* [GOAL OF THE EXERCISE]
Find how many lines below mention "type". Nothing but the number is needed.

* [THE INPUT]
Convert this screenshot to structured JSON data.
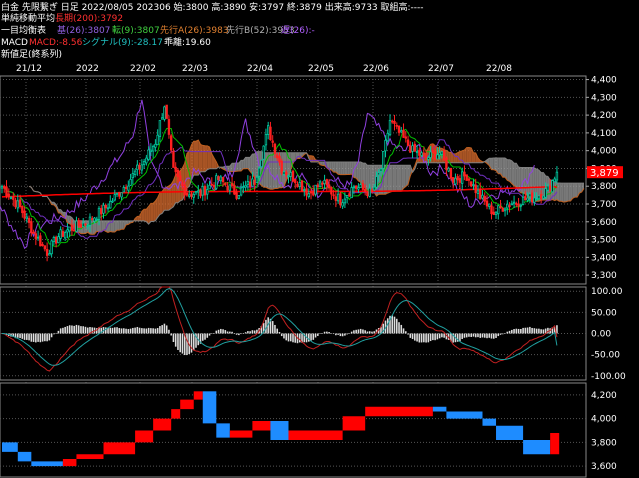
{
  "header": {
    "line1": "白金 先限繋ぎ 日足 2022/08/05 202306 始:3800 高:3890 安:3797 終:3879 出来高:9733 取組高:----",
    "line2_label": "単純移動平均",
    "line2_value": "長期(200):3792",
    "line3_label": "一目均衡表",
    "line3_base": "基(26):3807",
    "line3_conv": "転(9):3807",
    "line3_spanA": "先行A(26):3983",
    "line3_spanB": "先行B(52):3953",
    "line3_lag": "遅(26):-",
    "line4_label": "MACD",
    "line4_macd": "MACD:-8.56",
    "line4_signal": "シグナル(9):-28.17",
    "line4_osc": "乖離:19.60",
    "line5_label": "新値足(終系列)"
  },
  "colors": {
    "background": "#000000",
    "grid": "#555555",
    "up": "#00c8a0",
    "down": "#ff2020",
    "ma": "#ff0000",
    "conv": "#00c000",
    "base": "#7030c0",
    "lag": "#9040e0",
    "kumo_up": "#e07030",
    "kumo_down": "#a0a0a0",
    "macd": "#c02020",
    "signal": "#20a0a0",
    "osc": "#dddddd",
    "nb_up": "#ff0000",
    "nb_down": "#1e8cff",
    "last_price_box": "#ff0000"
  },
  "dates": [
    "21/12",
    "2022",
    "22/02",
    "22/03",
    "22/04",
    "22/05",
    "22/06",
    "22/07",
    "22/08"
  ],
  "price_axis": [
    "4,400",
    "4,300",
    "4,200",
    "4,100",
    "4,000",
    "3,900",
    "3,800",
    "3,700",
    "3,600",
    "3,500",
    "3,400",
    "3,300"
  ],
  "last_price": "3,879",
  "macd_axis": [
    "100.00",
    "50.00",
    "0.00",
    "-50.00",
    "-100.00"
  ],
  "nb_axis": [
    "4,200",
    "4,000",
    "3,800",
    "3,600"
  ],
  "chart_data": [
    {
      "type": "candlestick",
      "panel": "price",
      "ylim": [
        3250,
        4420
      ],
      "last_close": 3879,
      "ma200": 3792,
      "anchors_close": [
        [
          0,
          3800
        ],
        [
          8,
          3680
        ],
        [
          14,
          3540
        ],
        [
          20,
          3430
        ],
        [
          25,
          3520
        ],
        [
          30,
          3560
        ],
        [
          38,
          3600
        ],
        [
          46,
          3680
        ],
        [
          53,
          3780
        ],
        [
          58,
          3860
        ],
        [
          63,
          3940
        ],
        [
          68,
          4050
        ],
        [
          72,
          4260
        ],
        [
          76,
          3880
        ],
        [
          82,
          3760
        ],
        [
          88,
          3760
        ],
        [
          96,
          3840
        ],
        [
          104,
          3760
        ],
        [
          112,
          3830
        ],
        [
          118,
          4120
        ],
        [
          124,
          3900
        ],
        [
          130,
          3840
        ],
        [
          136,
          3760
        ],
        [
          142,
          3820
        ],
        [
          150,
          3720
        ],
        [
          156,
          3800
        ],
        [
          164,
          3760
        ],
        [
          168,
          3900
        ],
        [
          172,
          4170
        ],
        [
          176,
          4100
        ],
        [
          182,
          4000
        ],
        [
          188,
          3960
        ],
        [
          194,
          3990
        ],
        [
          200,
          3840
        ],
        [
          206,
          3860
        ],
        [
          212,
          3740
        ],
        [
          218,
          3650
        ],
        [
          224,
          3700
        ],
        [
          230,
          3720
        ],
        [
          236,
          3740
        ],
        [
          242,
          3780
        ],
        [
          246,
          3879
        ]
      ]
    },
    {
      "type": "line",
      "panel": "macd",
      "ylim": [
        -110,
        110
      ],
      "last_macd": -8.56,
      "last_signal": -28.17,
      "last_osc": 19.6
    },
    {
      "type": "bar",
      "panel": "new-price-bars",
      "ylim": [
        3500,
        4300
      ],
      "blocks": [
        [
          0,
          6,
          3800,
          3720,
          "down"
        ],
        [
          7,
          12,
          3720,
          3640,
          "down"
        ],
        [
          13,
          26,
          3640,
          3600,
          "down"
        ],
        [
          27,
          32,
          3600,
          3660,
          "up"
        ],
        [
          33,
          44,
          3660,
          3700,
          "up"
        ],
        [
          45,
          58,
          3700,
          3800,
          "up"
        ],
        [
          59,
          66,
          3800,
          3900,
          "up"
        ],
        [
          67,
          74,
          3900,
          4000,
          "up"
        ],
        [
          75,
          78,
          4000,
          4080,
          "up"
        ],
        [
          79,
          84,
          4080,
          4160,
          "up"
        ],
        [
          85,
          88,
          4160,
          4230,
          "up"
        ],
        [
          89,
          94,
          4230,
          3960,
          "down"
        ],
        [
          95,
          100,
          3960,
          3840,
          "down"
        ],
        [
          101,
          110,
          3840,
          3900,
          "up"
        ],
        [
          111,
          118,
          3900,
          3980,
          "up"
        ],
        [
          119,
          126,
          3980,
          3820,
          "down"
        ],
        [
          127,
          150,
          3820,
          3900,
          "up"
        ],
        [
          151,
          160,
          3900,
          4020,
          "up"
        ],
        [
          161,
          190,
          4020,
          4100,
          "up"
        ],
        [
          191,
          196,
          4100,
          4060,
          "down"
        ],
        [
          197,
          212,
          4060,
          4000,
          "down"
        ],
        [
          213,
          218,
          4000,
          3940,
          "down"
        ],
        [
          219,
          230,
          3940,
          3820,
          "down"
        ],
        [
          231,
          242,
          3820,
          3700,
          "down"
        ],
        [
          243,
          246,
          3700,
          3879,
          "up"
        ]
      ]
    }
  ]
}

* [WRITTEN ANSWER]
3